→ **WHAT IS NEEDED**: Please copy the listing that follows exactly, leaving out any pictures.

→ **INFORMATION PROVIDED**:
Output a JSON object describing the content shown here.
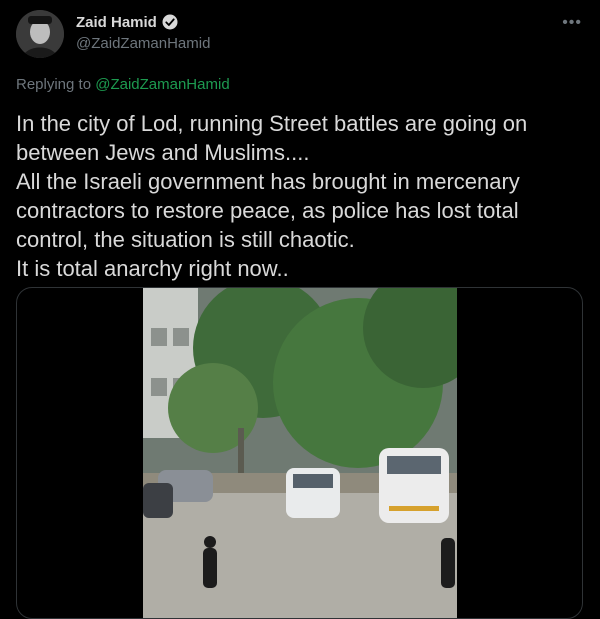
{
  "tweet": {
    "display_name": "Zaid Hamid",
    "handle": "@ZaidZamanHamid",
    "reply_prefix": "Replying to",
    "reply_to": "@ZaidZamanHamid",
    "text": "In the city of Lod, running Street battles are going on between Jews and Muslims....\nAll the Israeli government has brought in mercenary contractors to restore peace, as police has lost total control, the situation is still chaotic.\nIt is total anarchy right now..",
    "more_icon": "more-horizontal-icon",
    "verified_icon": "verified-badge-icon"
  },
  "colors": {
    "background": "#000000",
    "text": "#d9d9d9",
    "muted": "#6e767d",
    "mention": "#1d9b50",
    "border": "#2f3336"
  }
}
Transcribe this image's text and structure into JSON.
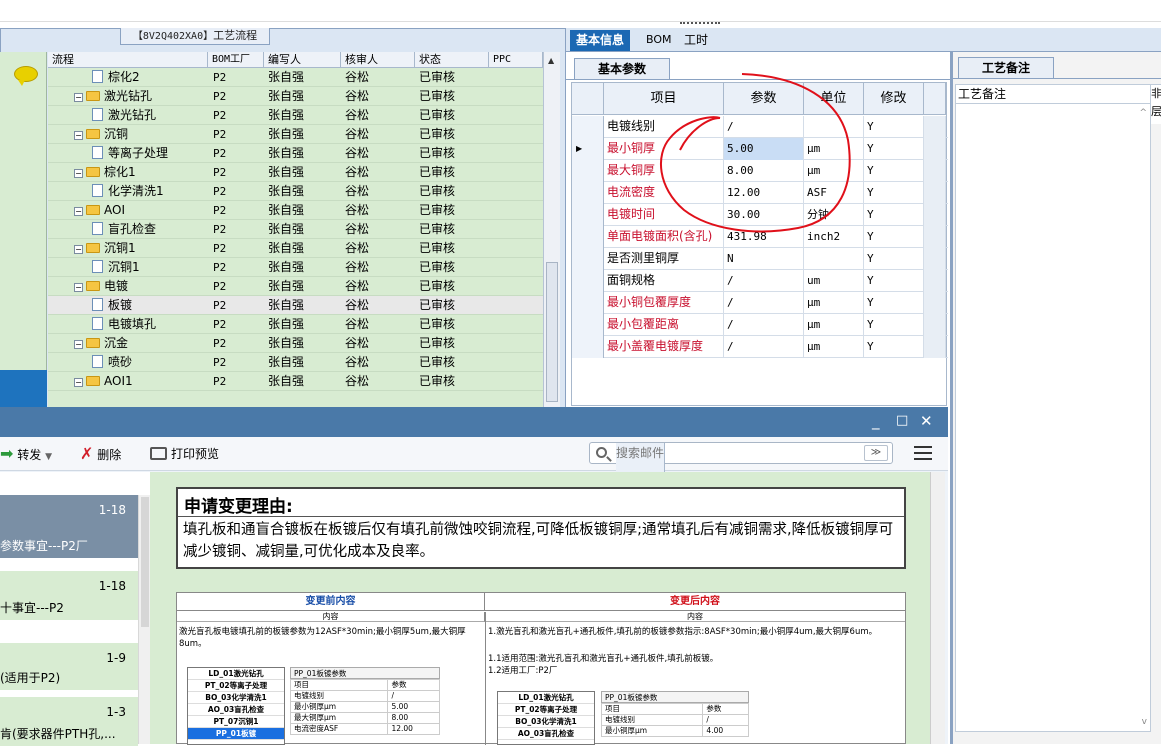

→ **WRITTEN SOLUTION**:
Output a JSON object describing the content shown here.
{
  "tweet": {
    "display_name": "Zaid Hamid",
    "handle": "@ZaidZamanHamid",
    "reply_prefix": "Replying to",
    "reply_to": "@ZaidZamanHamid",
    "text": "In the city of Lod, running Street battles are going on between Jews and Muslims....\nAll the Israeli government has brought in mercenary contractors to restore peace, as police has lost total control, the situation is still chaotic.\nIt is total anarchy right now..",
    "more_icon": "more-horizontal-icon",
    "verified_icon": "verified-badge-icon"
  },
  "colors": {
    "background": "#000000",
    "text": "#d9d9d9",
    "muted": "#6e767d",
    "mention": "#1d9b50",
    "border": "#2f3336"
  }
}
Transcribe this image's text and structure into JSON.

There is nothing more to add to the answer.